All along the East Coast, other acts of discord occurred. As England decided to bolster their presence in the colonies to enforce the new taxes, more discontent built. In 1770, a street fight in Boston erupted between a large gathering of patriots throwing snowballs, sticks and stones at a squad of British soldiers. Gunfire ensued leaving five colonists dead. The Boston Massacre, as it was known, was the first contact where men had actually been killed by the British. The Boston Tea Party (December 16 1773) occurred when The Sons of Liberty, dressed as Indians, fell upon British ships anchored in the Boston Harbor because they had not been allowed to dock and offload the cargo of tea. The tea was captured by the “Indians” and unceremoniously thrown into the harbor. These and other escalating events throughout New England and the other colonies brought things to a point of no return.
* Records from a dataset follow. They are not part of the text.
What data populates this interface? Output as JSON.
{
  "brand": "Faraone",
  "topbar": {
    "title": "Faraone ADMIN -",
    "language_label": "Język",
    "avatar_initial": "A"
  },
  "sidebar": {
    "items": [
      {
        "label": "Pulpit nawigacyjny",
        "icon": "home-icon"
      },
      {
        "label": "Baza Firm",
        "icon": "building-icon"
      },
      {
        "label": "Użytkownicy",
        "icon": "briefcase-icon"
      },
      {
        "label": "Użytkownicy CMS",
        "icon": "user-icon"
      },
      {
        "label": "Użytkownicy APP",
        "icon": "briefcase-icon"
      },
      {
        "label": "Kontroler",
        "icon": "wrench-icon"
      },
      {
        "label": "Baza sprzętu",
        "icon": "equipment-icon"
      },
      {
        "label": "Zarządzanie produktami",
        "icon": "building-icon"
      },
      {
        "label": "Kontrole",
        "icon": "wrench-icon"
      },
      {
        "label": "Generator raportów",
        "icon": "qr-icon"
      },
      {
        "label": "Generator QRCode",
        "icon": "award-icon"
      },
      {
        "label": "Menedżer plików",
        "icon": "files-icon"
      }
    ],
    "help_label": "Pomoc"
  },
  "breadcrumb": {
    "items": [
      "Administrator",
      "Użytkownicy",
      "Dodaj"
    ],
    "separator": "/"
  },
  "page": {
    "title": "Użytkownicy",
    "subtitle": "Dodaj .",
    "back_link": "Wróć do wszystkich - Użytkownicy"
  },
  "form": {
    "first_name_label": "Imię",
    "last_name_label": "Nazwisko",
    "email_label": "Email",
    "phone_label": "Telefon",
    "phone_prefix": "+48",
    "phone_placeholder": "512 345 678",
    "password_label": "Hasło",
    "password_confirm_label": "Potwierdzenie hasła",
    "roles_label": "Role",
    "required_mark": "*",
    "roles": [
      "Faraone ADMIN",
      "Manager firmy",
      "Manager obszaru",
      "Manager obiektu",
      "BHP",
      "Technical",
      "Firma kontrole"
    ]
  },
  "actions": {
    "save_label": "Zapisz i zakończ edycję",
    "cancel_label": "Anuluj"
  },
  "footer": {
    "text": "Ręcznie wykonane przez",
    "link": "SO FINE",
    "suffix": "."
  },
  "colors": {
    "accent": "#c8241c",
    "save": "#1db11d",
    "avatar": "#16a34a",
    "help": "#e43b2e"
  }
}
Ten years later, some believe fellow Virginian Thomas Jefferson used the Leedstown Resolves as a template when he penned The Declaration of Independence. That document was subsequently ratified by the newly formed Continental Congress on July 4, 1776.
In the now sleepy farming community of Leedstown, seeds of revolution were initially sown. At huge personal risk, these Virginians decided to make a statement that the colonies were not to be taken for granted. This spark grew into an inferno, a crucible so to speak, which molded the new United States of America. People with integrity and courage made a stand against tyranny. That grit, determination and commitment is still strong in our country. We can only hope that what these men did on the banks of the Rappahannock River in 1766 will not be lost to our future generations.